“It’s a concept people have talked about for a long time, but I think now people are finally beginning to think seriously about how to work on it,” Tsai said. “Someone’s risk for developing Alzheimer’s is probably in large part based on their genetics—how many risk alleles they carry.”
The same is likely true in bipolar disorder, said Elly Nedivi, William R. and Linda R. Young Professor of Neuroscience in the Picower Institute. In 2019 in Molecular Psychiatry, she showed how single and combinations of variants in the gene SYNE1 appear to undermine the ability to regulate synaptic strength in bipolar disorder. However, none of these variants which affect expression or function of CPG2, a key protein encoded by SYNE1, are sufficient to outright cause bipolar disorder on their own. Instead they likely increase a susceptibility that is influenced by many factors – much like family history contributes to the chance of developing heart disease, but is not deterministic on its own.
“It’s a risk—its something that’s against you, but the question is what else do you have going for you?,” Nedivi said. “The constellation of SYNE1 variants in combination with the rest of your genetic makeup, as well as other factors in your life will determine together whether you will develop the disease.”
Nedivi’s lab discovered CPG2 while screening neurons for proteins whose expression depends on synaptic activity.
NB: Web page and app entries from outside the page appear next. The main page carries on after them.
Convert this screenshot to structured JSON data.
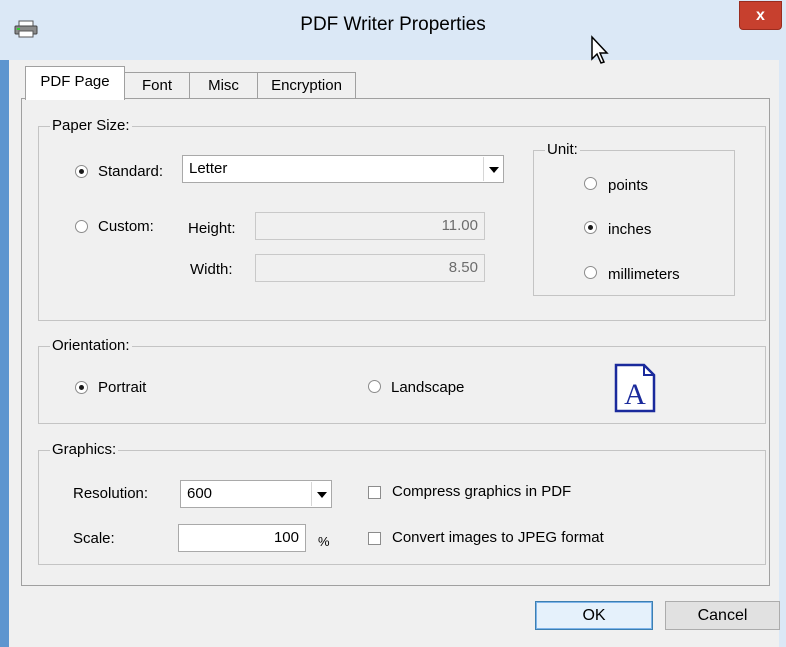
{
  "window": {
    "title": "PDF Writer Properties",
    "close_label": "x",
    "frame_color": "#5d95cf",
    "titlebar_color": "#dbe8f6"
  },
  "tabs": [
    {
      "label": "PDF Page",
      "active": true
    },
    {
      "label": "Font",
      "active": false
    },
    {
      "label": "Misc",
      "active": false
    },
    {
      "label": "Encryption",
      "active": false
    }
  ],
  "paper_size": {
    "group_label": "Paper Size:",
    "standard_label": "Standard:",
    "standard_selected": true,
    "standard_value": "Letter",
    "custom_label": "Custom:",
    "custom_selected": false,
    "height_label": "Height:",
    "height_value": "11.00",
    "width_label": "Width:",
    "width_value": "8.50"
  },
  "unit": {
    "group_label": "Unit:",
    "options": [
      {
        "label": "points",
        "selected": false
      },
      {
        "label": "inches",
        "selected": true
      },
      {
        "label": "millimeters",
        "selected": false
      }
    ]
  },
  "orientation": {
    "group_label": "Orientation:",
    "portrait_label": "Portrait",
    "portrait_selected": true,
    "landscape_label": "Landscape",
    "landscape_selected": false,
    "preview_letter": "A"
  },
  "graphics": {
    "group_label": "Graphics:",
    "resolution_label": "Resolution:",
    "resolution_value": "600",
    "scale_label": "Scale:",
    "scale_value": "100",
    "scale_unit": "%",
    "compress_label": "Compress graphics in PDF",
    "compress_checked": false,
    "jpeg_label": "Convert images to JPEG format",
    "jpeg_checked": false
  },
  "buttons": {
    "ok_label": "OK",
    "cancel_label": "Cancel"
  },
  "icons": {
    "app": "printer-icon",
    "cursor": "mouse-pointer-icon",
    "orientation_preview": "portrait-page-icon"
  }
}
Their 2004 study in Neuron revealed that CPG2 is expressed in an area right next to excitatory synapses that helps to traffic receptors for the neurotransmitter glutamate to the synapse. As such, it is important for helping synapses adapt to activity levels by adding or removing these receptors.
In the 2019 study, Nedivi’s research team identified several SYNE1 variants in people with biopolar disorder and tested the effect of these variants on CPG2 level and function in rat neurons. They found that the different genetic aberrations undermined CPG2 in various ways— by reducing its expression, or attenuating its ability to regulate glutamate receptor trafficking, particularly in response to changes in synaptic transmission, when it’s most needed.. The study was the first to connect the finding of genetic factors in bipolar to a specific physiological mechanism in the brain.
Nedivi’s lab is following up on the findings. This fall she hired a new postdoctoral researcher to continue this work, in particular to test whether the detrimental affects of bipolar patient mutations in CPG2 can be counteracted pharmaceutically.
“I love this project,” Nedivi said. “I think it has enormous potential for both therapeutics, as well as diagnostics.”
After all, as in the other ongoing efforts of Picower Institute researchers, it represents the rewarding possibility—even if it’s a steep climb—of going from identifying genes, to developing neuroscientific understanding, to treating devastating diseases.